Data entries:
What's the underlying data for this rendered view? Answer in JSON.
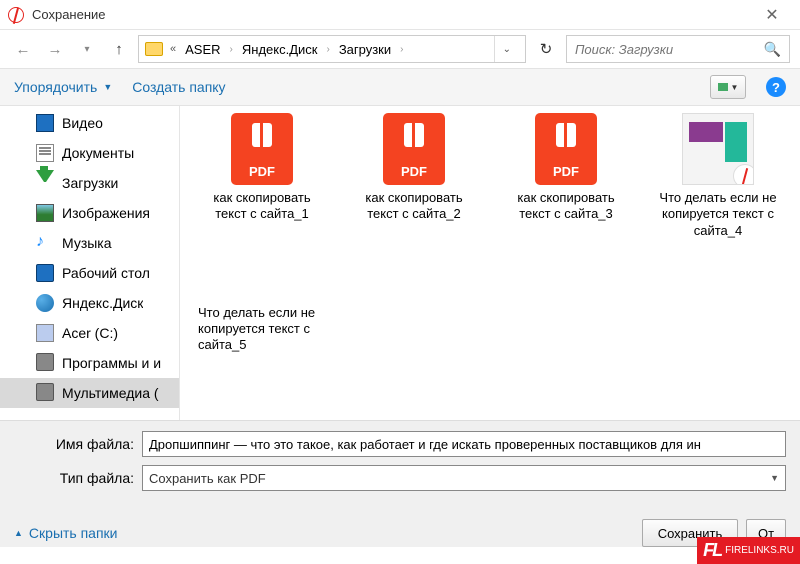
{
  "window": {
    "title": "Сохранение"
  },
  "breadcrumb": {
    "root": "ASER",
    "mid": "Яндекс.Диск",
    "leaf": "Загрузки"
  },
  "search": {
    "placeholder": "Поиск: Загрузки"
  },
  "toolbar": {
    "organize": "Упорядочить",
    "newfolder": "Создать папку"
  },
  "sidebar": {
    "items": [
      {
        "label": "Видео",
        "icon": "video"
      },
      {
        "label": "Документы",
        "icon": "doc"
      },
      {
        "label": "Загрузки",
        "icon": "down"
      },
      {
        "label": "Изображения",
        "icon": "img"
      },
      {
        "label": "Музыка",
        "icon": "music"
      },
      {
        "label": "Рабочий стол",
        "icon": "desk"
      },
      {
        "label": "Яндекс.Диск",
        "icon": "yadisk"
      },
      {
        "label": "Acer (C:)",
        "icon": "acer"
      },
      {
        "label": "Программы и и",
        "icon": "drive2"
      },
      {
        "label": "Мультимедиа (",
        "icon": "drive2",
        "sel": true
      }
    ]
  },
  "files": [
    {
      "name": "как скопировать текст с сайта_1",
      "type": "pdf"
    },
    {
      "name": "как скопировать текст с сайта_2",
      "type": "pdf"
    },
    {
      "name": "как скопировать текст с сайта_3",
      "type": "pdf"
    },
    {
      "name": "Что делать если не копируется текст с сайта_4",
      "type": "doc"
    },
    {
      "name": "Что делать если не копируется текст с сайта_5",
      "type": "text"
    }
  ],
  "pdf_ext": "PDF",
  "form": {
    "name_label": "Имя файла:",
    "name_value": "Дропшиппинг — что это такое, как работает и где искать проверенных поставщиков для ин",
    "type_label": "Тип файла:",
    "type_value": "Сохранить как PDF"
  },
  "actions": {
    "hide": "Скрыть папки",
    "save": "Сохранить",
    "cancel": "От"
  },
  "watermark": {
    "logo": "FL",
    "text": "FIRELINKS.RU"
  }
}
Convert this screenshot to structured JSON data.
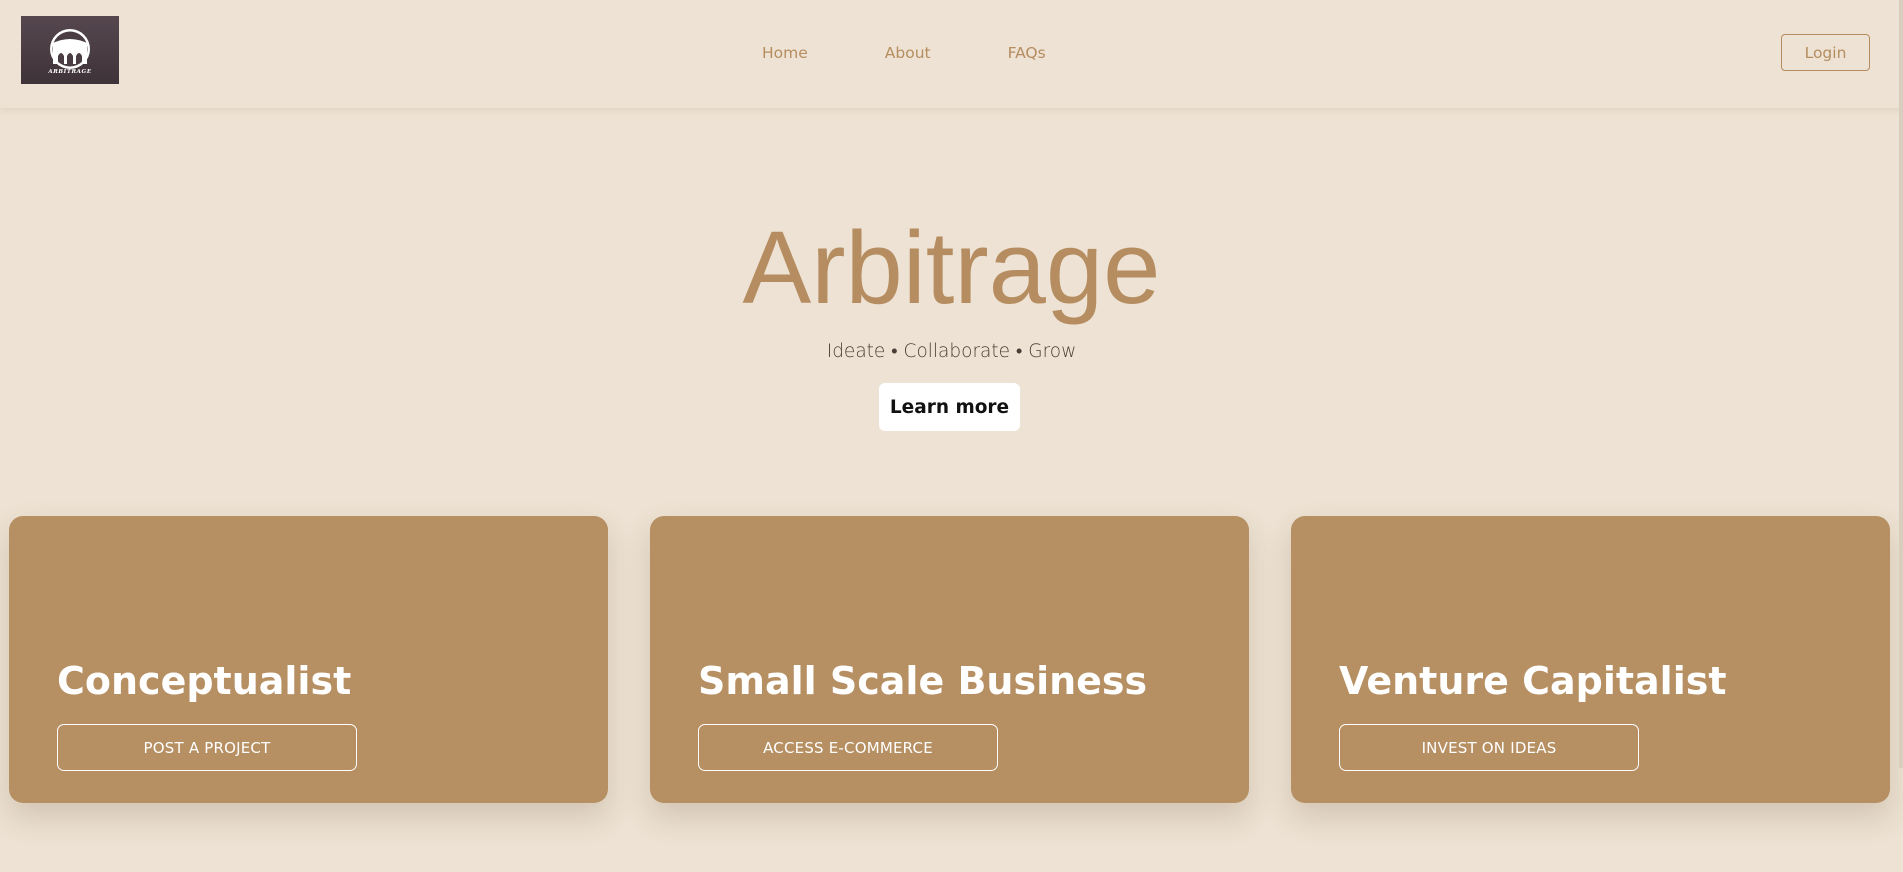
{
  "header": {
    "logo_text": "ARBITRAGE",
    "nav": [
      {
        "label": "Home"
      },
      {
        "label": "About"
      },
      {
        "label": "FAQs"
      }
    ],
    "login_label": "Login"
  },
  "hero": {
    "title": "Arbitrage",
    "tagline": "Ideate • Collaborate • Grow",
    "cta_label": "Learn more"
  },
  "cards": [
    {
      "title": "Conceptualist",
      "button_label": "POST A PROJECT"
    },
    {
      "title": "Small Scale Business",
      "button_label": "ACCESS E-COMMERCE"
    },
    {
      "title": "Venture Capitalist",
      "button_label": "INVEST ON IDEAS"
    }
  ],
  "colors": {
    "background": "#ede2d3",
    "accent": "#b58d60",
    "card": "#b68f62",
    "logo_bg": "#4a3d43"
  }
}
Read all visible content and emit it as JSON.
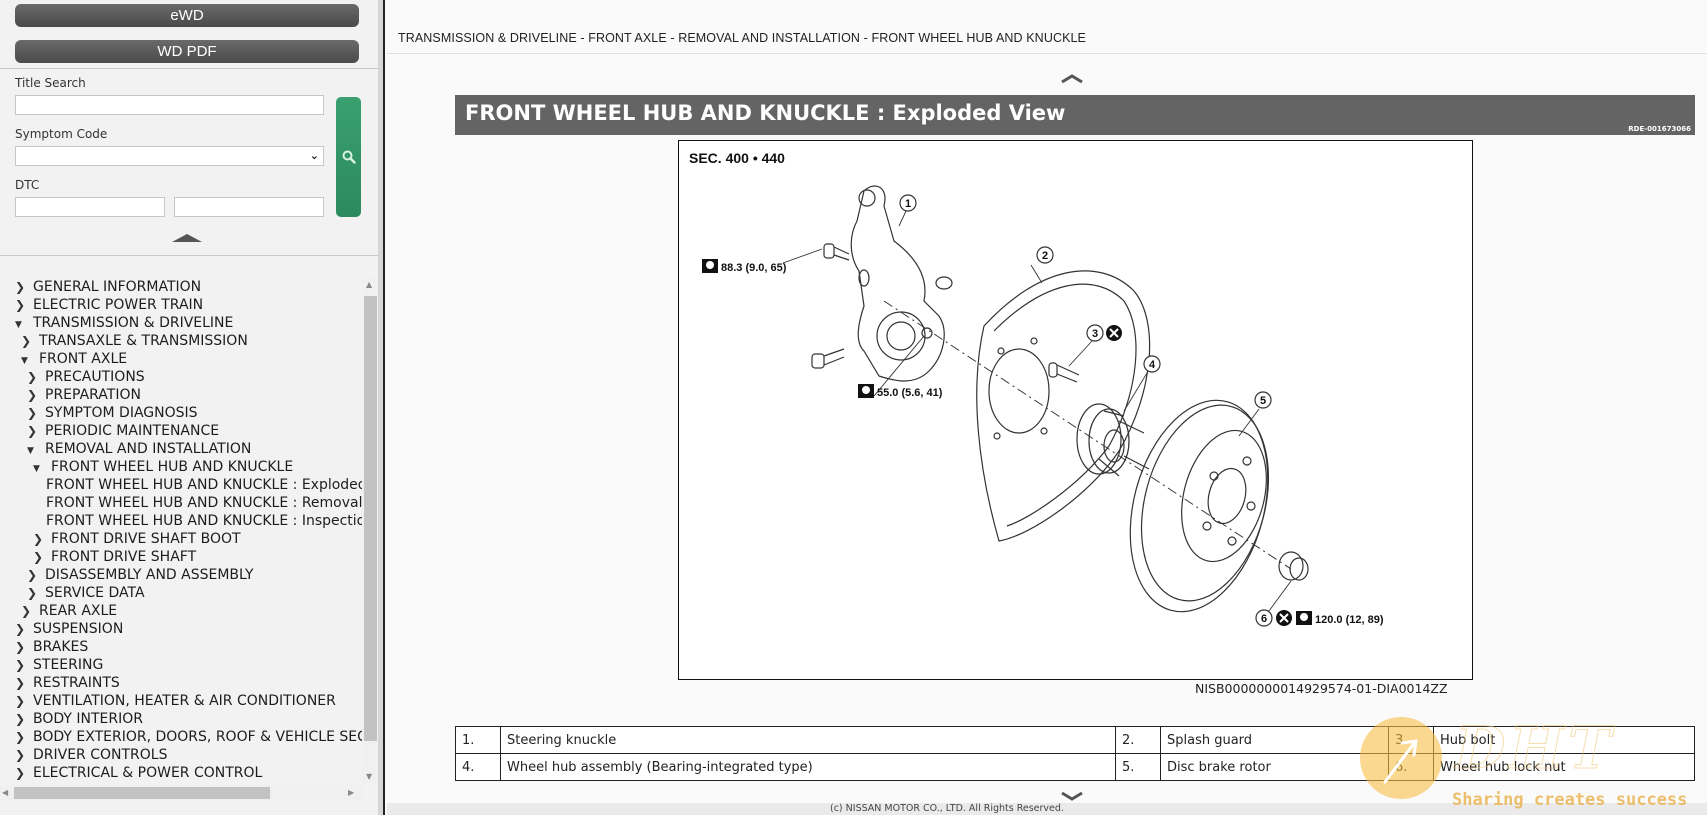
{
  "sidebar": {
    "ewd_label": "eWD",
    "wdpdf_label": "WD PDF",
    "title_search_label": "Title Search",
    "title_search_value": "",
    "symptom_code_label": "Symptom Code",
    "symptom_code_value": "",
    "dtc_label": "DTC",
    "dtc_value_1": "",
    "dtc_value_2": "",
    "search_icon": "search-icon",
    "tree": [
      {
        "label": "GENERAL INFORMATION",
        "level": 0,
        "state": "collapsed"
      },
      {
        "label": "ELECTRIC POWER TRAIN",
        "level": 0,
        "state": "collapsed"
      },
      {
        "label": "TRANSMISSION & DRIVELINE",
        "level": 0,
        "state": "expanded"
      },
      {
        "label": "TRANSAXLE & TRANSMISSION",
        "level": 1,
        "state": "collapsed"
      },
      {
        "label": "FRONT AXLE",
        "level": 1,
        "state": "expanded"
      },
      {
        "label": "PRECAUTIONS",
        "level": 2,
        "state": "collapsed"
      },
      {
        "label": "PREPARATION",
        "level": 2,
        "state": "collapsed"
      },
      {
        "label": "SYMPTOM DIAGNOSIS",
        "level": 2,
        "state": "collapsed"
      },
      {
        "label": "PERIODIC MAINTENANCE",
        "level": 2,
        "state": "collapsed"
      },
      {
        "label": "REMOVAL AND INSTALLATION",
        "level": 2,
        "state": "expanded"
      },
      {
        "label": "FRONT WHEEL HUB AND KNUCKLE",
        "level": 3,
        "state": "expanded"
      },
      {
        "label": "FRONT WHEEL HUB AND KNUCKLE : Exploded View",
        "level": 4,
        "state": "leaf"
      },
      {
        "label": "FRONT WHEEL HUB AND KNUCKLE : Removal and Installation",
        "level": 4,
        "state": "leaf"
      },
      {
        "label": "FRONT WHEEL HUB AND KNUCKLE : Inspection",
        "level": 4,
        "state": "leaf"
      },
      {
        "label": "FRONT DRIVE SHAFT BOOT",
        "level": 3,
        "state": "collapsed"
      },
      {
        "label": "FRONT DRIVE SHAFT",
        "level": 3,
        "state": "collapsed"
      },
      {
        "label": "DISASSEMBLY AND ASSEMBLY",
        "level": 2,
        "state": "collapsed"
      },
      {
        "label": "SERVICE DATA",
        "level": 2,
        "state": "collapsed"
      },
      {
        "label": "REAR AXLE",
        "level": 1,
        "state": "collapsed"
      },
      {
        "label": "SUSPENSION",
        "level": 0,
        "state": "collapsed"
      },
      {
        "label": "BRAKES",
        "level": 0,
        "state": "collapsed"
      },
      {
        "label": "STEERING",
        "level": 0,
        "state": "collapsed"
      },
      {
        "label": "RESTRAINTS",
        "level": 0,
        "state": "collapsed"
      },
      {
        "label": "VENTILATION, HEATER & AIR CONDITIONER",
        "level": 0,
        "state": "collapsed"
      },
      {
        "label": "BODY INTERIOR",
        "level": 0,
        "state": "collapsed"
      },
      {
        "label": "BODY EXTERIOR, DOORS, ROOF & VEHICLE SECURITY",
        "level": 0,
        "state": "collapsed"
      },
      {
        "label": "DRIVER CONTROLS",
        "level": 0,
        "state": "collapsed"
      },
      {
        "label": "ELECTRICAL & POWER CONTROL",
        "level": 0,
        "state": "collapsed"
      }
    ]
  },
  "main": {
    "breadcrumb": "TRANSMISSION & DRIVELINE - FRONT AXLE - REMOVAL AND INSTALLATION - FRONT WHEEL HUB AND KNUCKLE",
    "title": "FRONT WHEEL HUB AND KNUCKLE : Exploded View",
    "title_code": "RDE-001673066",
    "figure": {
      "section": "SEC. 400 • 440",
      "callouts": [
        "1",
        "2",
        "3",
        "4",
        "5",
        "6"
      ],
      "torque_1": "88.3 (9.0, 65)",
      "torque_2": "55.0 (5.6, 41)",
      "torque_3": "120.0 (12, 89)",
      "figure_id": "NISB0000000014929574-01-DIA0014ZZ"
    },
    "parts": [
      [
        {
          "num": "1.",
          "name": "Steering knuckle"
        },
        {
          "num": "2.",
          "name": "Splash guard"
        },
        {
          "num": "3.",
          "name": "Hub bolt"
        }
      ],
      [
        {
          "num": "4.",
          "name": "Wheel hub assembly (Bearing-integrated type)"
        },
        {
          "num": "5.",
          "name": "Disc brake rotor"
        },
        {
          "num": "6.",
          "name": "Wheel hub lock nut"
        }
      ]
    ],
    "copyright": "(c) NISSAN MOTOR CO., LTD. All Rights Reserved."
  },
  "watermark": {
    "logo": "DHT",
    "tagline": "Sharing creates success"
  }
}
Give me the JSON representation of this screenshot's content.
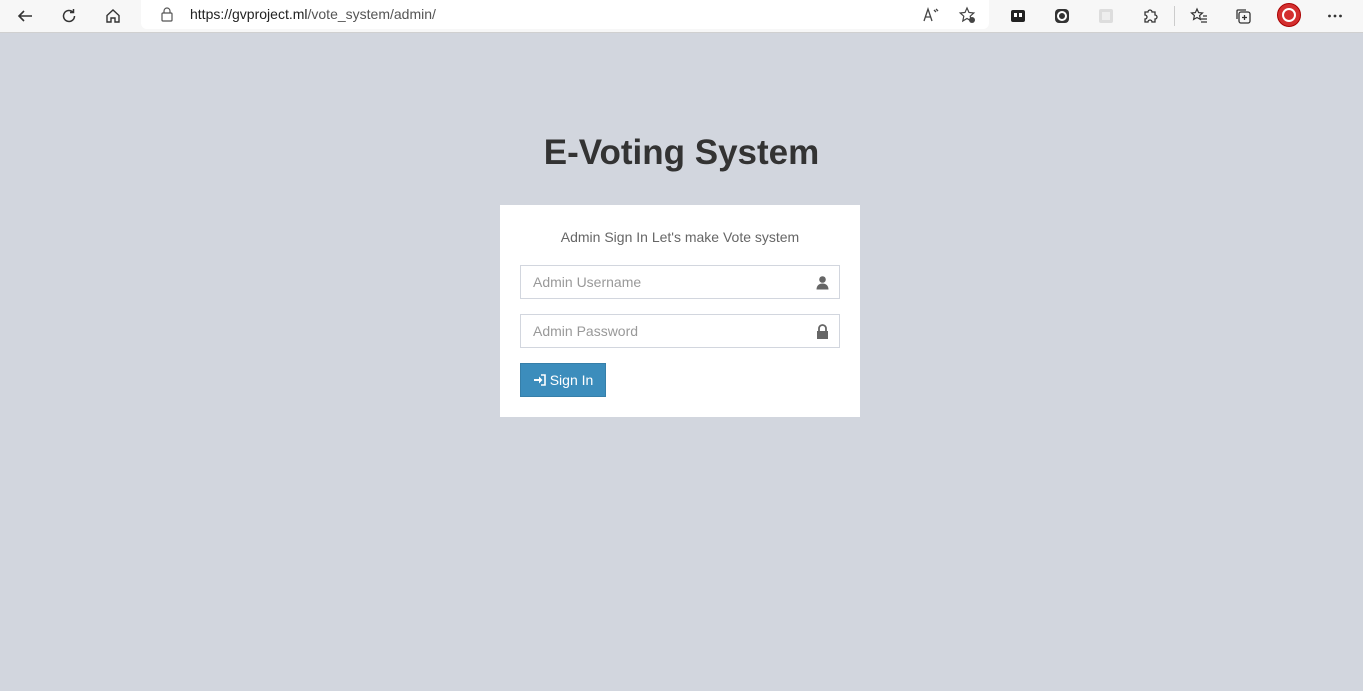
{
  "browser": {
    "url_host": "https://gvproject.ml",
    "url_path": "/vote_system/admin/"
  },
  "login": {
    "title": "E-Voting System",
    "message": "Admin Sign In Let's make Vote system",
    "username_placeholder": "Admin Username",
    "password_placeholder": "Admin Password",
    "signin_label": "Sign In"
  },
  "colors": {
    "page_bg": "#d2d6de",
    "button_bg": "#3c8dbc"
  }
}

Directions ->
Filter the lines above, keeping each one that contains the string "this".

Task solution ->
What's the underlying data for this rendered view? Answer in JSON.
Convert this screenshot to structured JSON data.
Give me the JSON representation of this screenshot's content.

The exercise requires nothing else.